The training includes classroom time as well as hands-on time with equipment. But the heart of the program is the altitude chamber, where students get a personal experience with oxygen deprivation as well as a chance to observe how it affects their peers.
Given the high-performance qualities of modern aircraft, pilots may have only seconds to take corrective actions once the signs of hypoxia are evident. Complicating this is the fact that often, hypoxia initially creates a sense of euphoria, that all is right in the world.
According to 1st Lt. Ezekiel Duran, aerospace and operational physiologist with the 7th Aerospace Medicine Squadron at Dyess Air Force Base, Texas, ensuring pilots and aircrew can recognize hypoxia and take corrective actions as needed is the very essence of the training.
"What we're teaching them to look for are both subjective and objective signs of hypoxia," Duran said. "Subjective signs include how they're feeling, things like air hunger or hot and cold flashes. Objective signs include things like cyanosis, when fingernails, lips or skin turns blue. We help students recognize these signs and teach them how to correct the situation."
That's why hypoxia training requires pilots to complete specific actions under reduced oxygen conditions, including locating and activating oxygen equipment, turning on the regulator, checking connections, ensuring the safety of fellow aircrew members, descending below 10,000 feet and landing safely.
Other types of physiological training include parachute familiarization, ejection seat operations, local area survival and a wide array of instruction on communication and self-preservation skills.
The physiological training process does not stop at initial training. Pilots and other aircrew members are required to attend physiological refresher training every five years, which includes hypoxia recognition training.
Refresher training for hypoxia can be accomplished through use of an altitude chamber or utilizing the Reduced Oxygen Breathing Device, ROBD. The ROBD can be used in actual flight simulators or in conjunction with the use of a Hypoxia Familiarization Trainer, or HFT, which uses airframe-specific simulator software to mimic flight operations in a simulator environment, while experiencing hypoxia in their current aircraft.
Currently, only combat aircrew flying in ejection seat aircraft are authorized to complete refresher training using the ROBD; however, Air Force policy will soon provide that same option to other communities once the weapon-system specific training procedures are approved and appropriate training devices are in place.
"Since the introduction of ROBD, it has enhanced training for aircrew by enabling them to recognize the subtle signs of hypoxia, whether cognitively or subjectively," Duran said. "As we know hypoxia is subtle and insidious.
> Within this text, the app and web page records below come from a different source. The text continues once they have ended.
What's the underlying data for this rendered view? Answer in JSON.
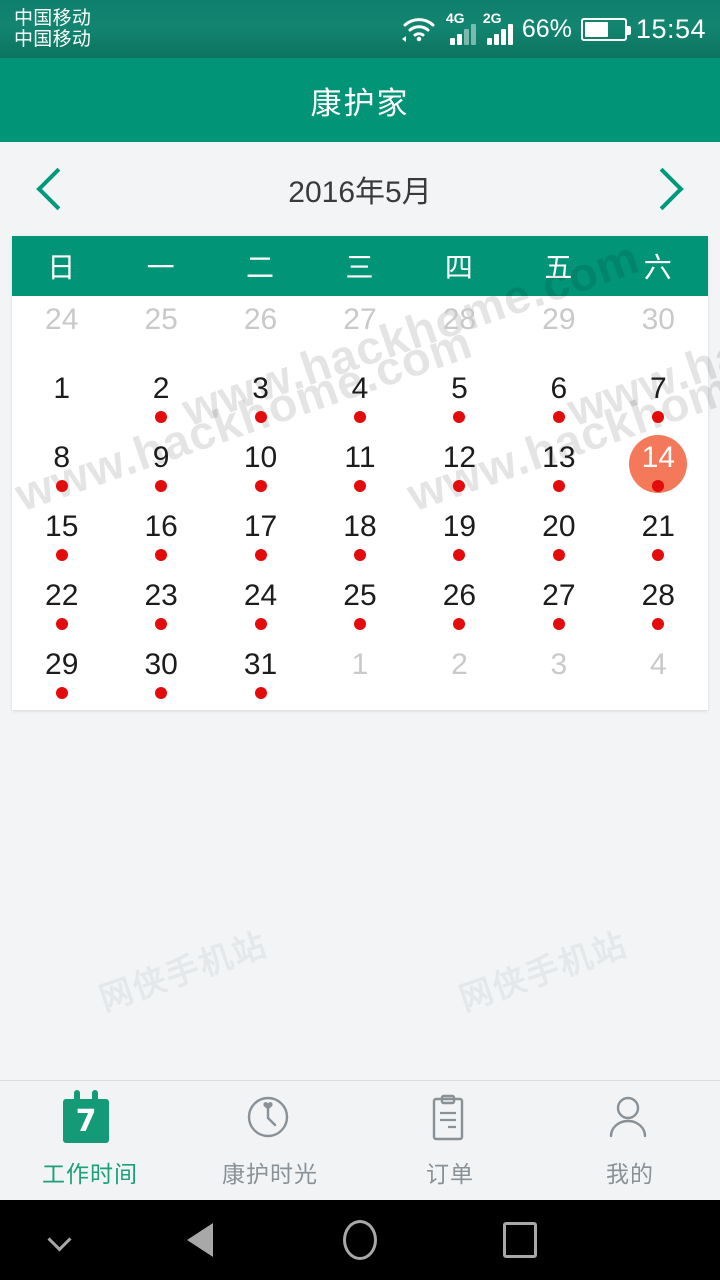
{
  "status_bar": {
    "carrier_line1": "中国移动",
    "carrier_line2": "中国移动",
    "network_label_1": "4G",
    "network_label_2": "2G",
    "battery_percent": "66%",
    "time": "15:54",
    "wifi_icon": "wifi-icon",
    "battery_icon": "battery-icon"
  },
  "header": {
    "title": "康护家"
  },
  "month_nav": {
    "prev_icon": "chevron-left-icon",
    "next_icon": "chevron-right-icon",
    "month_label": "2016年5月"
  },
  "calendar": {
    "weekdays": [
      "日",
      "一",
      "二",
      "三",
      "四",
      "五",
      "六"
    ],
    "selected_day": 14,
    "accent_header": "#019477",
    "selected_bg": "#f4795b",
    "dot_color": "#e30b0b",
    "cells": [
      {
        "label": "24",
        "muted": true,
        "dot": false
      },
      {
        "label": "25",
        "muted": true,
        "dot": false
      },
      {
        "label": "26",
        "muted": true,
        "dot": false
      },
      {
        "label": "27",
        "muted": true,
        "dot": false
      },
      {
        "label": "28",
        "muted": true,
        "dot": false
      },
      {
        "label": "29",
        "muted": true,
        "dot": false
      },
      {
        "label": "30",
        "muted": true,
        "dot": false
      },
      {
        "label": "1",
        "muted": false,
        "dot": false
      },
      {
        "label": "2",
        "muted": false,
        "dot": true
      },
      {
        "label": "3",
        "muted": false,
        "dot": true
      },
      {
        "label": "4",
        "muted": false,
        "dot": true
      },
      {
        "label": "5",
        "muted": false,
        "dot": true
      },
      {
        "label": "6",
        "muted": false,
        "dot": true
      },
      {
        "label": "7",
        "muted": false,
        "dot": true
      },
      {
        "label": "8",
        "muted": false,
        "dot": true
      },
      {
        "label": "9",
        "muted": false,
        "dot": true
      },
      {
        "label": "10",
        "muted": false,
        "dot": true
      },
      {
        "label": "11",
        "muted": false,
        "dot": true
      },
      {
        "label": "12",
        "muted": false,
        "dot": true
      },
      {
        "label": "13",
        "muted": false,
        "dot": true
      },
      {
        "label": "14",
        "muted": false,
        "dot": true,
        "selected": true
      },
      {
        "label": "15",
        "muted": false,
        "dot": true
      },
      {
        "label": "16",
        "muted": false,
        "dot": true
      },
      {
        "label": "17",
        "muted": false,
        "dot": true
      },
      {
        "label": "18",
        "muted": false,
        "dot": true
      },
      {
        "label": "19",
        "muted": false,
        "dot": true
      },
      {
        "label": "20",
        "muted": false,
        "dot": true
      },
      {
        "label": "21",
        "muted": false,
        "dot": true
      },
      {
        "label": "22",
        "muted": false,
        "dot": true
      },
      {
        "label": "23",
        "muted": false,
        "dot": true
      },
      {
        "label": "24",
        "muted": false,
        "dot": true
      },
      {
        "label": "25",
        "muted": false,
        "dot": true
      },
      {
        "label": "26",
        "muted": false,
        "dot": true
      },
      {
        "label": "27",
        "muted": false,
        "dot": true
      },
      {
        "label": "28",
        "muted": false,
        "dot": true
      },
      {
        "label": "29",
        "muted": false,
        "dot": true
      },
      {
        "label": "30",
        "muted": false,
        "dot": true
      },
      {
        "label": "31",
        "muted": false,
        "dot": true
      },
      {
        "label": "1",
        "muted": true,
        "dot": false
      },
      {
        "label": "2",
        "muted": true,
        "dot": false
      },
      {
        "label": "3",
        "muted": true,
        "dot": false
      },
      {
        "label": "4",
        "muted": true,
        "dot": false
      }
    ]
  },
  "watermarks": {
    "primary": "www.hackhome.com",
    "secondary": "网侠手机站"
  },
  "tabbar": {
    "tabs": [
      {
        "label": "工作时间",
        "icon": "calendar-icon",
        "active": true
      },
      {
        "label": "康护时光",
        "icon": "clock-heart-icon",
        "active": false
      },
      {
        "label": "订单",
        "icon": "clipboard-icon",
        "active": false
      },
      {
        "label": "我的",
        "icon": "person-icon",
        "active": false
      }
    ],
    "active_color": "#1aa179",
    "inactive_color": "#8a9196"
  },
  "navbar": {
    "hide_icon": "chevron-down-icon",
    "back_icon": "back-triangle-icon",
    "home_icon": "home-circle-icon",
    "recents_icon": "recents-square-icon"
  }
}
Now (pilots) can operate in an environment they are familiar with and can experience hypoxia symptoms on a more realistic and operational level."
At Sheppard, all personnel entering undergraduate flight training find themselves on the doorstep of the 82 AMDS. As the home of the Euro-NATO Joint Jet Pilot Training (ENJJPT) program, the base hosts 13 different NATO partners, training approximately 200 pilots annually.
For Maj. Eydin Hansen, 82 AMDS aerospace and operational physiology flight commander, ensuring Airmen are trained to maximize human performance and combat human factors that can derail them and their aircraft in flight is the bottom line.
"Completing a flight physical, altitude chamber and centrifuge training, not to mention all the academic hours needed for high performance flight, is the just the first step," Hansen said. "The next step is operating safely in dynamic flight environment, let alone under duress. In our business you may only get one chance to get it right, so their decisions have to be accurate and second nature."